- Task brief
Every line of the data should be written out exactly, with the pictures left out.

[Start of section]

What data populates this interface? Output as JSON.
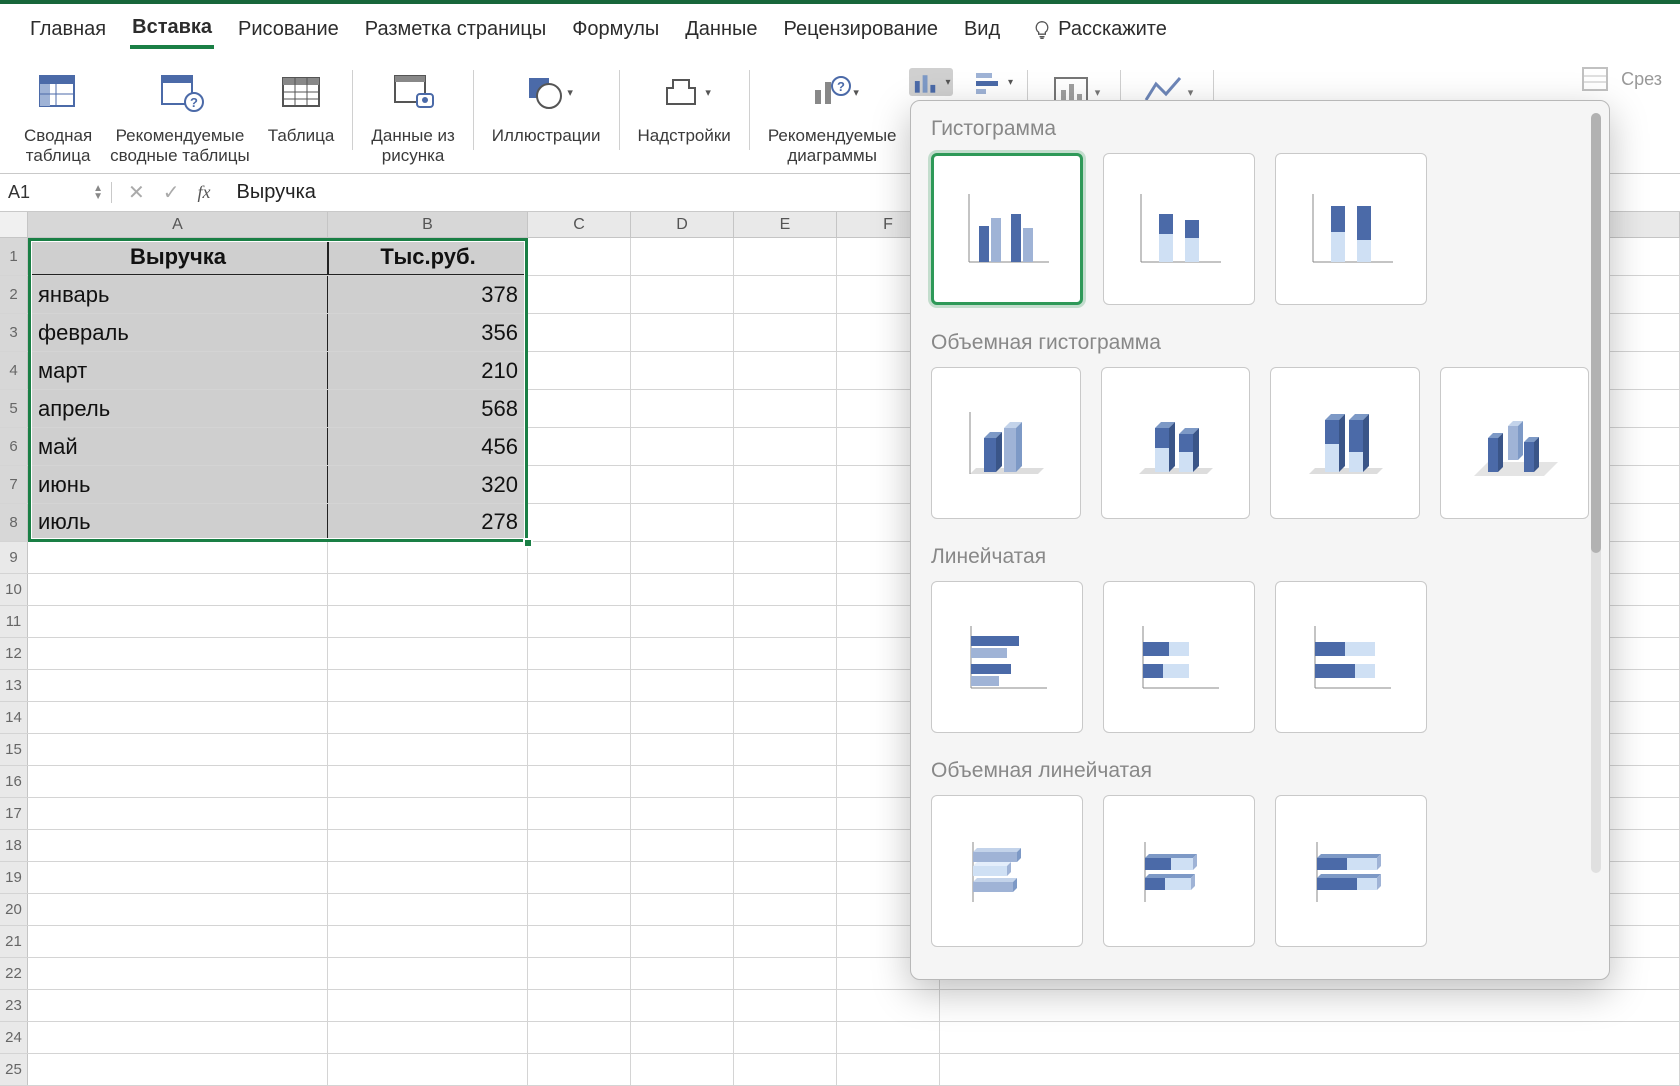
{
  "tabs": {
    "home": "Главная",
    "insert": "Вставка",
    "draw": "Рисование",
    "layout": "Разметка страницы",
    "formulas": "Формулы",
    "data": "Данные",
    "review": "Рецензирование",
    "view": "Вид",
    "tellme": "Расскажите"
  },
  "ribbon": {
    "pivot": "Сводная\nтаблица",
    "recpivot": "Рекомендуемые\nсводные таблицы",
    "table": "Таблица",
    "picdata": "Данные из\nрисунка",
    "illus": "Иллюстрации",
    "addins": "Надстройки",
    "reccharts": "Рекомендуемые\nдиаграммы",
    "slicer": "Срез"
  },
  "namebox": "A1",
  "formula": "Выручка",
  "columns": [
    "A",
    "B",
    "C",
    "D",
    "E",
    "F"
  ],
  "headers": {
    "a": "Выручка",
    "b": "Тыс.руб."
  },
  "rows": [
    {
      "n": "1"
    },
    {
      "n": "2",
      "a": "январь",
      "b": "378"
    },
    {
      "n": "3",
      "a": "февраль",
      "b": "356"
    },
    {
      "n": "4",
      "a": "март",
      "b": "210"
    },
    {
      "n": "5",
      "a": "апрель",
      "b": "568"
    },
    {
      "n": "6",
      "a": "май",
      "b": "456"
    },
    {
      "n": "7",
      "a": "июнь",
      "b": "320"
    },
    {
      "n": "8",
      "a": "июль",
      "b": "278"
    },
    {
      "n": "9"
    },
    {
      "n": "10"
    },
    {
      "n": "11"
    },
    {
      "n": "12"
    },
    {
      "n": "13"
    },
    {
      "n": "14"
    },
    {
      "n": "15"
    },
    {
      "n": "16"
    },
    {
      "n": "17"
    },
    {
      "n": "18"
    },
    {
      "n": "19"
    },
    {
      "n": "20"
    },
    {
      "n": "21"
    },
    {
      "n": "22"
    },
    {
      "n": "23"
    },
    {
      "n": "24"
    },
    {
      "n": "25"
    }
  ],
  "panel": {
    "s1": "Гистограмма",
    "s2": "Объемная гистограмма",
    "s3": "Линейчатая",
    "s4": "Объемная линейчатая"
  },
  "chart_data": {
    "type": "table",
    "title": "Выручка",
    "ylabel": "Тыс.руб.",
    "categories": [
      "январь",
      "февраль",
      "март",
      "апрель",
      "май",
      "июнь",
      "июль"
    ],
    "values": [
      378,
      356,
      210,
      568,
      456,
      320,
      278
    ]
  }
}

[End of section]

- Your solution
What data populates this interface? Output as JSON.
{
  "tabs": {
    "home": "Главная",
    "insert": "Вставка",
    "draw": "Рисование",
    "layout": "Разметка страницы",
    "formulas": "Формулы",
    "data": "Данные",
    "review": "Рецензирование",
    "view": "Вид",
    "tellme": "Расскажите"
  },
  "ribbon": {
    "pivot": "Сводная\nтаблица",
    "recpivot": "Рекомендуемые\nсводные таблицы",
    "table": "Таблица",
    "picdata": "Данные из\nрисунка",
    "illus": "Иллюстрации",
    "addins": "Надстройки",
    "reccharts": "Рекомендуемые\nдиаграммы",
    "slicer": "Срез"
  },
  "namebox": "A1",
  "formula": "Выручка",
  "columns": [
    "A",
    "B",
    "C",
    "D",
    "E",
    "F"
  ],
  "headers": {
    "a": "Выручка",
    "b": "Тыс.руб."
  },
  "rows": [
    {
      "n": "1"
    },
    {
      "n": "2",
      "a": "январь",
      "b": "378"
    },
    {
      "n": "3",
      "a": "февраль",
      "b": "356"
    },
    {
      "n": "4",
      "a": "март",
      "b": "210"
    },
    {
      "n": "5",
      "a": "апрель",
      "b": "568"
    },
    {
      "n": "6",
      "a": "май",
      "b": "456"
    },
    {
      "n": "7",
      "a": "июнь",
      "b": "320"
    },
    {
      "n": "8",
      "a": "июль",
      "b": "278"
    },
    {
      "n": "9"
    },
    {
      "n": "10"
    },
    {
      "n": "11"
    },
    {
      "n": "12"
    },
    {
      "n": "13"
    },
    {
      "n": "14"
    },
    {
      "n": "15"
    },
    {
      "n": "16"
    },
    {
      "n": "17"
    },
    {
      "n": "18"
    },
    {
      "n": "19"
    },
    {
      "n": "20"
    },
    {
      "n": "21"
    },
    {
      "n": "22"
    },
    {
      "n": "23"
    },
    {
      "n": "24"
    },
    {
      "n": "25"
    }
  ],
  "panel": {
    "s1": "Гистограмма",
    "s2": "Объемная гистограмма",
    "s3": "Линейчатая",
    "s4": "Объемная линейчатая"
  },
  "chart_data": {
    "type": "table",
    "title": "Выручка",
    "ylabel": "Тыс.руб.",
    "categories": [
      "январь",
      "февраль",
      "март",
      "апрель",
      "май",
      "июнь",
      "июль"
    ],
    "values": [
      378,
      356,
      210,
      568,
      456,
      320,
      278
    ]
  }
}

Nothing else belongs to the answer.